Much of the nation’s population growth in recent decades occurred in metro areas – now home to 86% of the U.S. population.
Despite that, smaller towns still account for a significant portion of the population in many states and remain substantial contributors to the U.S. economy.
The Office of Management and Budget recognizes 382 U.S. Metropolitan Statistical Areas, defined as urban cores of at least 50,000 people and any surrounding counties that are economically linked based on commuting patterns.
But there are also 551 Micropolitan Statistical Areas (micro areas) in the United States.
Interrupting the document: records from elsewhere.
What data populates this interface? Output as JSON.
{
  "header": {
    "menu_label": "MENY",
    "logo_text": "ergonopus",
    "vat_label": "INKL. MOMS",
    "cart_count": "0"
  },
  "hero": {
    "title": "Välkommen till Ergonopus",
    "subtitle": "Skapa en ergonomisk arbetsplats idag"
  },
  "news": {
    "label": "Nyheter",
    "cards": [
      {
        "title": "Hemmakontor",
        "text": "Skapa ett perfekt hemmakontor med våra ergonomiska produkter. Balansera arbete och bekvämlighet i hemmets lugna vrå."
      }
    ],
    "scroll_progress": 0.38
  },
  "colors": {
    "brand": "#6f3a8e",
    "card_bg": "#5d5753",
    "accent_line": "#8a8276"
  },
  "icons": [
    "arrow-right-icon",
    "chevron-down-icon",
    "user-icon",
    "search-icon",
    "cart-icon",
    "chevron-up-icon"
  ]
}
They’re made up of a central county with fewer than 50,000 but more than 10,000 people and include the population of any surrounding counties with strong commuting ties to the urban core.
Continue reading to learn more about:
- Where are micropolitan statistical areas?
- Employer businesses in micro areas
- Top micro areas
- Industry sector comparisons
- Employer business size comparisons
- Nonemployer establishments and rankings